Con #02: The language barrier can be tough

If you don’t speak Japanese, living in Japan can be challenging. While many people here speak English, it’s not always easy to communicate with others. You’ll likely need to learn some basic Japanese if you want to get by!

Pro #03: Tokyo is a fantastic city

Tokyo is one of the most vibrant, exciting cities in the world. From the neon lights of Shinjuku to the tranquil gardens of Meiji Shrine, there’s something for everyone in Tokyo.

Con #03: It can be challenging to find a job

Finding a job in Japan can be difficult, especially if you don’t speak Japanese fluently. Competition for jobs is fierce, and many employers prefer to hire Japanese citizens.

Pro #04: The people are friendly and welcoming

One of the best things about living in Japan is the people. Japanese people are known for being polite, helpful, and hospitable. You’ll always feel welcome here!

Con #04: Natural disasters are a risk

Japan is located in a very seismically active area, so natural disasters like earthquakes and tsunamis risk. If you’re not prepared for them, they can be pretty scary!

Pro #05: There’s so much to see and do

There’s always something to see and do in Japan, from ancient temples to modern shopping malls. You’ll never get bored living here!

Con #05: The weather can be extreme

Japan has four distinct seasons, and each one brings its weather challenges. You’ll need to be prepared for anything from the hot and humid summers to the cold and snowy winters!

Pro #06: You can learn a lot about Japanese culture

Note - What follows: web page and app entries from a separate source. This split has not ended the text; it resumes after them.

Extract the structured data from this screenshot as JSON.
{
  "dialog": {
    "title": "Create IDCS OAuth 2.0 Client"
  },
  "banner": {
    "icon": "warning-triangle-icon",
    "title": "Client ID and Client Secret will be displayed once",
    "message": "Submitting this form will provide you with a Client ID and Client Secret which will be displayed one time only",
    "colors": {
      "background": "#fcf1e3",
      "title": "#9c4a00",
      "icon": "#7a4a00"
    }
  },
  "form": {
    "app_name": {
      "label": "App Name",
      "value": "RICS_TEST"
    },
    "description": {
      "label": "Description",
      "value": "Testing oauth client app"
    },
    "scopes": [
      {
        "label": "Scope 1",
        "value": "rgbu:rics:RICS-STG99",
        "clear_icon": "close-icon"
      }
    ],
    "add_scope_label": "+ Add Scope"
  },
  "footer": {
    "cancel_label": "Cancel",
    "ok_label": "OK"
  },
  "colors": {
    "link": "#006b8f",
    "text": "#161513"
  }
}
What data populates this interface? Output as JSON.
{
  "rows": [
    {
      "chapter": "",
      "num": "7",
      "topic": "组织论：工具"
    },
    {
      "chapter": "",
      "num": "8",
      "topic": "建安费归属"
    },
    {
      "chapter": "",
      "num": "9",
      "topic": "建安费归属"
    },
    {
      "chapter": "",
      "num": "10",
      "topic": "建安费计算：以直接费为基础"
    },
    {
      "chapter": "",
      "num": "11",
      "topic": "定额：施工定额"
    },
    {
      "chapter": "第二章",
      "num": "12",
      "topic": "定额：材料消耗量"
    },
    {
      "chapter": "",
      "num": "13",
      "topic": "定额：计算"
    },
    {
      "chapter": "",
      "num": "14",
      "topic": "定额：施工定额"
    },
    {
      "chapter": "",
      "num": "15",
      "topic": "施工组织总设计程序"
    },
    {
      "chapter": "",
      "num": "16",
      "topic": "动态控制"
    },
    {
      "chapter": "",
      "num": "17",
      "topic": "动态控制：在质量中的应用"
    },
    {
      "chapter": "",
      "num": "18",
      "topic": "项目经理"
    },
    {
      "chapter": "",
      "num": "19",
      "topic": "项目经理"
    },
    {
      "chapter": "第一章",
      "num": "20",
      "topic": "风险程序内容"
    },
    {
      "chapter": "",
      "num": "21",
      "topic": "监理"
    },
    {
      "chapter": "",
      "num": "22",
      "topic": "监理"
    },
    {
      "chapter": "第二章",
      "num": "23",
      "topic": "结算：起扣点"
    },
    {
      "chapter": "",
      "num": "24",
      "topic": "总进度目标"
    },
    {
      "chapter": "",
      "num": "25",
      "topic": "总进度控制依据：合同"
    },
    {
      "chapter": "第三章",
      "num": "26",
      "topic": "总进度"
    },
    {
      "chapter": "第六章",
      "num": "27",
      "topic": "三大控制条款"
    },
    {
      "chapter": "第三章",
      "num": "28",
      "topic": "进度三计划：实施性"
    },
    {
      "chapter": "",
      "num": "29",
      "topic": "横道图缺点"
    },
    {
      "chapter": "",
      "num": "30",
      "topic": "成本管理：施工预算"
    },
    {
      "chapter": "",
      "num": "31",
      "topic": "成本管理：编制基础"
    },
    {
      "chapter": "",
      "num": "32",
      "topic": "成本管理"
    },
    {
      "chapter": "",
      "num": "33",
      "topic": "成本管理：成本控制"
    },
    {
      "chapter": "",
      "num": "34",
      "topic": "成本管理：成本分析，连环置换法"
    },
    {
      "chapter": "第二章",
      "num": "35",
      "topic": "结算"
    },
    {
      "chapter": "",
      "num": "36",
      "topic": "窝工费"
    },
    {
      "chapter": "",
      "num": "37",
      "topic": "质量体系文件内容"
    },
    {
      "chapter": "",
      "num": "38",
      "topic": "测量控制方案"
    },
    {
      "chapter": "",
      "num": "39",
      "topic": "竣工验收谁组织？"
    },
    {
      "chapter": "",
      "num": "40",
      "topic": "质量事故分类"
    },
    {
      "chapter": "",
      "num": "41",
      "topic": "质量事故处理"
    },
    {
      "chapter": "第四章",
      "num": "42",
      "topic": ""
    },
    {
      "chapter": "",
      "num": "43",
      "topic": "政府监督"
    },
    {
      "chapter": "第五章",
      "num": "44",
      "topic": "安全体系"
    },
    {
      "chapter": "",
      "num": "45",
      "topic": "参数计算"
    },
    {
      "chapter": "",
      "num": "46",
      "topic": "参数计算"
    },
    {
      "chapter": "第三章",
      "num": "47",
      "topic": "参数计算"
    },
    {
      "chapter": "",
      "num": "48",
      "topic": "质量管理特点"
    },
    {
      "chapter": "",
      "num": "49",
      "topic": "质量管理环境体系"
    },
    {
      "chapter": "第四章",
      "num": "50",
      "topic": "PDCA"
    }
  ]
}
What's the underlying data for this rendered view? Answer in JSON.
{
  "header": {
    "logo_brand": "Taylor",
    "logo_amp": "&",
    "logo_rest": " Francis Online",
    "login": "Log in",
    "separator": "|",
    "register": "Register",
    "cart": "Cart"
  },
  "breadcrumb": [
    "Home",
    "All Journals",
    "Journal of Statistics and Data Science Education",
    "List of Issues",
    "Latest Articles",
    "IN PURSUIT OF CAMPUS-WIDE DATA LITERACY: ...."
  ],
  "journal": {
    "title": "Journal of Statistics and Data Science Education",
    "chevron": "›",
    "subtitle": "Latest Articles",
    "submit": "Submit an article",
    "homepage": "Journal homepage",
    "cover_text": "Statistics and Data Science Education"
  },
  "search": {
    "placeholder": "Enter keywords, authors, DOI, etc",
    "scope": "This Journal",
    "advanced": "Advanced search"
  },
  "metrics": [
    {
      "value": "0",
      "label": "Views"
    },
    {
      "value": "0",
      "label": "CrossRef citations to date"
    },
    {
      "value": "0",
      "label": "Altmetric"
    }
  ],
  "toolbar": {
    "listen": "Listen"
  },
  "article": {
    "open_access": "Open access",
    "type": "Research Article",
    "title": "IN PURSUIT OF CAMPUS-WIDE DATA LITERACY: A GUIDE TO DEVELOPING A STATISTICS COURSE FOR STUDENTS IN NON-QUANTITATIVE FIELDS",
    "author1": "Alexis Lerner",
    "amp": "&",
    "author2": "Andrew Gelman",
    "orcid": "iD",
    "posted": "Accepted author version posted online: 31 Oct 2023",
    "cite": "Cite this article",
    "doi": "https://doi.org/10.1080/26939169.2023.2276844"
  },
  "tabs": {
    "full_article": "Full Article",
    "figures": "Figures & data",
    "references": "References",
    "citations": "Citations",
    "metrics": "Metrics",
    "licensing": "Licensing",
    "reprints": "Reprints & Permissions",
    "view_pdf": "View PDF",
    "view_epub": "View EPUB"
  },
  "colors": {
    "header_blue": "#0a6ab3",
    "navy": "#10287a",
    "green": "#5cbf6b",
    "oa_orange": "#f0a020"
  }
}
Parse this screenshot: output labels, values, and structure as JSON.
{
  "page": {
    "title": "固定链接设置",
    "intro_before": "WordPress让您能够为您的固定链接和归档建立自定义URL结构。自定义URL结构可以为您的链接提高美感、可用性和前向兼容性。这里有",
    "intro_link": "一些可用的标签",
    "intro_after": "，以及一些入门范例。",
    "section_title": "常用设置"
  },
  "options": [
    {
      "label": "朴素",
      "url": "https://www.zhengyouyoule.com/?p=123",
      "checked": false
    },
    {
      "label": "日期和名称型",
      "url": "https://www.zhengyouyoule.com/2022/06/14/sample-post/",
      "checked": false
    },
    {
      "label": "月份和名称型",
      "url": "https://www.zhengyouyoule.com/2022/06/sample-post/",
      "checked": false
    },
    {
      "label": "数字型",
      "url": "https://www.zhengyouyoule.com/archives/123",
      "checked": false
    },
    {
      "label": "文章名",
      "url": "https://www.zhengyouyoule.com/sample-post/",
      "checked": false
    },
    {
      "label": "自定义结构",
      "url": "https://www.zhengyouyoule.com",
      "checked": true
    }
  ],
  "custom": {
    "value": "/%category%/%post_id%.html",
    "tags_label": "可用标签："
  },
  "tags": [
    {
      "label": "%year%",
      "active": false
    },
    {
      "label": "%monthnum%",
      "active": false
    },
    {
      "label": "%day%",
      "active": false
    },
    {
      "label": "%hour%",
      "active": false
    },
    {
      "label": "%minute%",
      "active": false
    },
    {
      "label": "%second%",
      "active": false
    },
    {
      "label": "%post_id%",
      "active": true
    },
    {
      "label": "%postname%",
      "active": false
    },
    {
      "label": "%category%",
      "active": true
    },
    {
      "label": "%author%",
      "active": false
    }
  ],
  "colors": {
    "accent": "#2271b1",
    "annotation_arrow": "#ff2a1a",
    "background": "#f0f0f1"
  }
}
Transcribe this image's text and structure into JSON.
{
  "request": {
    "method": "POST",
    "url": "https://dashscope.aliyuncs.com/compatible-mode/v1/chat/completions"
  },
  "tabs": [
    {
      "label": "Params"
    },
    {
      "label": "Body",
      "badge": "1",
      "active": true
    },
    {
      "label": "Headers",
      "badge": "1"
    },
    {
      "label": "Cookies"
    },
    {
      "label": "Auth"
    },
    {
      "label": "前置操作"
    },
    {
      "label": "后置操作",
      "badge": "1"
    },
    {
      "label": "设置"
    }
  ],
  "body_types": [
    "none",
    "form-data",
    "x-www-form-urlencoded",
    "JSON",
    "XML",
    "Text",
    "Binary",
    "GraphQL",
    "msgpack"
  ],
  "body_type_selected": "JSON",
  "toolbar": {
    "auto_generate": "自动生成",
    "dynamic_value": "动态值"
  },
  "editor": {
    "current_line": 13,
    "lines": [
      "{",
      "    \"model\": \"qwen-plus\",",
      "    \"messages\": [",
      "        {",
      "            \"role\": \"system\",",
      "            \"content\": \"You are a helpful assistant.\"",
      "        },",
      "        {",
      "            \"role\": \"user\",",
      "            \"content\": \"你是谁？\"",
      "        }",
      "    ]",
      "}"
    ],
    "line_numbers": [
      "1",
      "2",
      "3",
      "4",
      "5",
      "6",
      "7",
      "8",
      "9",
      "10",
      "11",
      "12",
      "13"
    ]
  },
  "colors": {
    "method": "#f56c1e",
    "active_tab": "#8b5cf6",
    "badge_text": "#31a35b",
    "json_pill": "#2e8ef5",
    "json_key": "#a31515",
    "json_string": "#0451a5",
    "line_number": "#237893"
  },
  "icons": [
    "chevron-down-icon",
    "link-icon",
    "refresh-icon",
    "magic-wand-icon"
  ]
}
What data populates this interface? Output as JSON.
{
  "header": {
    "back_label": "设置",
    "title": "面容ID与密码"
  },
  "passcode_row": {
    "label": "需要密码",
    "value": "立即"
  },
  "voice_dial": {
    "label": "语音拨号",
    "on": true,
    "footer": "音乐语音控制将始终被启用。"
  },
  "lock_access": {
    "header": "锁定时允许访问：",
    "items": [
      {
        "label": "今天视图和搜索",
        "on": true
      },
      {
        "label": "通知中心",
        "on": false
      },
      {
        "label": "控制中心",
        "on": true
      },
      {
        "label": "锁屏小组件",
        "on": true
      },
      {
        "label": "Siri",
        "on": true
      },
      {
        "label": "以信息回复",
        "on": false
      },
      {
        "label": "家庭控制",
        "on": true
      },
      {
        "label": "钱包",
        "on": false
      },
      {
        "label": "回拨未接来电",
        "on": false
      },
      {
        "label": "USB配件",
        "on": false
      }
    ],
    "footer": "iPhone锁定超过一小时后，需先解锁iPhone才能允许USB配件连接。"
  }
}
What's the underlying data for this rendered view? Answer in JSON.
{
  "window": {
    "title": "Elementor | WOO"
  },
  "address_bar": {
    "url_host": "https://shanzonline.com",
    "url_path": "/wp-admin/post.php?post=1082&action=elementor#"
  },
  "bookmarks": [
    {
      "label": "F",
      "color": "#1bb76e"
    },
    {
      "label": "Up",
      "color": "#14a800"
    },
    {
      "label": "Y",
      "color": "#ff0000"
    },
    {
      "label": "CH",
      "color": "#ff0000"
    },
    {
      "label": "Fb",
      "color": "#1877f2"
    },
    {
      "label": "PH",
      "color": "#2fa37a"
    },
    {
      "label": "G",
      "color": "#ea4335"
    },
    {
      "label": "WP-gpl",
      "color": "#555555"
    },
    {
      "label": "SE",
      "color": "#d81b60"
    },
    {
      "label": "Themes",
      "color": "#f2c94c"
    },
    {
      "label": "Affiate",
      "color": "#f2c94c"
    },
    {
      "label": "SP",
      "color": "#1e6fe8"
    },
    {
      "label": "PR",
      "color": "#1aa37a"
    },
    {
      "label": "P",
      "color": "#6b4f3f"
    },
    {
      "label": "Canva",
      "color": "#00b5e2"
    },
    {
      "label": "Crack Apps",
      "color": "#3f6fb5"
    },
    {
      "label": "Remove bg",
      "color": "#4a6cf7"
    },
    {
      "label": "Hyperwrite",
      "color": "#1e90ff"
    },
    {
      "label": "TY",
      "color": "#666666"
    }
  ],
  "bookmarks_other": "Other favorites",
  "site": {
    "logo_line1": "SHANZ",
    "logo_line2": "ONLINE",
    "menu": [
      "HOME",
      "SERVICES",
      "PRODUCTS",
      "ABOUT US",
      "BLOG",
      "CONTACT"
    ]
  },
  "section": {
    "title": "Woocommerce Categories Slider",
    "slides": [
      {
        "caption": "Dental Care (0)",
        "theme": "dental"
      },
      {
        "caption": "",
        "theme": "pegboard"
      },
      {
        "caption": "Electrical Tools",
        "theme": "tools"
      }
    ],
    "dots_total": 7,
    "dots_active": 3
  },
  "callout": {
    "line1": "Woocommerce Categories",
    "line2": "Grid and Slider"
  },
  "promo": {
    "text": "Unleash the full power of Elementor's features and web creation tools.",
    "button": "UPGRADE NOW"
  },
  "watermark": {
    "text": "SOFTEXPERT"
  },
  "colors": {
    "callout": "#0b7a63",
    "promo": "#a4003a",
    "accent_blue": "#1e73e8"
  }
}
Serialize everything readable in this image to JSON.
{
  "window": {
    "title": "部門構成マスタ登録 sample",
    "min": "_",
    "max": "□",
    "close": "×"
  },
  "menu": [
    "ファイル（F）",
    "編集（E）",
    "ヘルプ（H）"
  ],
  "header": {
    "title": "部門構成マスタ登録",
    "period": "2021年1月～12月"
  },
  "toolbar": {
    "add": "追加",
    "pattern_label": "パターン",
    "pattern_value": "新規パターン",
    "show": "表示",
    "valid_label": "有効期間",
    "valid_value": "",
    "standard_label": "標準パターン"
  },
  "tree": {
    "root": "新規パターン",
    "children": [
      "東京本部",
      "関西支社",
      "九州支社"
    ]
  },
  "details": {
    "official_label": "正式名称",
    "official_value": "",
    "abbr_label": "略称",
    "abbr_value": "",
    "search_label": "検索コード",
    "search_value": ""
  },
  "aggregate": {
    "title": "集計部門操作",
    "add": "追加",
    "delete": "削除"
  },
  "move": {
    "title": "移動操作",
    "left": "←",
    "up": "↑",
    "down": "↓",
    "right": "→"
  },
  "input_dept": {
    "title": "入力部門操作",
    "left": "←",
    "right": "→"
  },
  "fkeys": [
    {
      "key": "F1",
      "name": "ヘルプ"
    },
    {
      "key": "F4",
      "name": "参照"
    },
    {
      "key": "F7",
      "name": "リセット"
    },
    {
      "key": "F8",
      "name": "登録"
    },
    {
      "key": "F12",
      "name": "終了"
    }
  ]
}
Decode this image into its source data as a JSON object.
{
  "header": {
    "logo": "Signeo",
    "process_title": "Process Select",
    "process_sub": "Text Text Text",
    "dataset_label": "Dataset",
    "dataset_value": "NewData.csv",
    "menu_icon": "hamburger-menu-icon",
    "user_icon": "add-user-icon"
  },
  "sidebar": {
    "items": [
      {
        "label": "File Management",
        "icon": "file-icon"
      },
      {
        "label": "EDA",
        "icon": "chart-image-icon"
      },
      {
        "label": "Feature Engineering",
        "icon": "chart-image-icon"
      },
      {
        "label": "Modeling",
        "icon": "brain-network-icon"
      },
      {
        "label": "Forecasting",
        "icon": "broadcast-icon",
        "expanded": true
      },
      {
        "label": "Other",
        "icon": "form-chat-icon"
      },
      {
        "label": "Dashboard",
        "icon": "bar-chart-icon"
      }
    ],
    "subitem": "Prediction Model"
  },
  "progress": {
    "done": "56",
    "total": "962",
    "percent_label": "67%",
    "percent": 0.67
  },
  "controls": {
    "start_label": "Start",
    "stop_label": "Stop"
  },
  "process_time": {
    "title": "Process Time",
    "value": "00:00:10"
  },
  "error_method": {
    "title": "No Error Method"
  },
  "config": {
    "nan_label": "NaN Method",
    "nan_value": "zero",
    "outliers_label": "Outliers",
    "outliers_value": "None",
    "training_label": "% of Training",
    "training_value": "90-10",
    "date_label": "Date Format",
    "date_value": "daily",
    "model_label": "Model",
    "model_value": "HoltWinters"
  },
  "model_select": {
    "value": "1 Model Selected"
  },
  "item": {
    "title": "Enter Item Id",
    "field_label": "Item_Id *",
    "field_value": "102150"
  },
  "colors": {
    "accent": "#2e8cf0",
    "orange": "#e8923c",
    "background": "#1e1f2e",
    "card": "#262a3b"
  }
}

Living in Japan is an excellent opportunity to learn about Japanese culture. From traditional arts like calligraphy and origami to modern pop cultures like anime and manga, you’ll have the chance to experience it all!

Con #06: There’s a lot of paperwork involved

If you want to live in Japan, be prepared for any paperwork. There’s a lot to keep track of, from visas and residency permits to tax forms and insurance documents!

Pro #07: The healthcare system is excellent

Another great thing about living in Japan is the healthcare system. It’s clean, efficient, and affordable – perfect for anyone who needs medical care.

Con #07: Smoking is common

Smoking is quite common in Japan, and it can be challenging to find entirely smoke-free places. If you’re not a fan of cigarettes, this might not be your place!

Pro #08: The education system is top-notch

If you have children, they’ll be in good hands with the Japanese education system. It’s high-quality and rigorous, perfect for preparing kids for the future.

Con #08: There’s a lot of competition

There’s a lot of competition in Japan – for jobs, school places, and even just everyday life. If you’re not used to it, it can be pretty stressful!

Pro #09: The country is safe and clean

Japan is a safe and clean country, perfect for anyone who wants to live in a peaceful environment. There’s very little crime, and the streets are always tidy.

Con #09: There are a lot of red tapes

Dealing with bureaucracy in Japan can be a challenge. From getting a visa to opening a bank account, there’s often a lot of paperwork and red tape involved. Be prepared for it!

Frequently Asked Questions

Is it expensive to live in Japan?

live in Japan

The cost of living in Japan is relatively high, but it varies depending on your city and lifestyle. Tokyo is the most expensive city, while rural areas are cheaper.

Do I need to speak Japanese to live in Japan?

No, you don’t need to speak Japanese to live in Japan. However, it will make your life easier if you can at least speak a few basics. Many people in Japan speak English, so you’ll be able to get by without speaking Japanese.

Is the healthcare system sound in Japan?

Yes, the healthcare system in Japan is excellent. It’s clean, efficient, and affordable.

Is it safe to live in Japan?

Yes, Japan is a very safe country. There’s very little crime, and the streets are always tidy.

Are there natural disasters in Japan?

Yes, Japan is prone to natural disasters like earthquakes and tsunamis due to its location. However, the country is well prepared for these events.

Is the education system sound in Japan?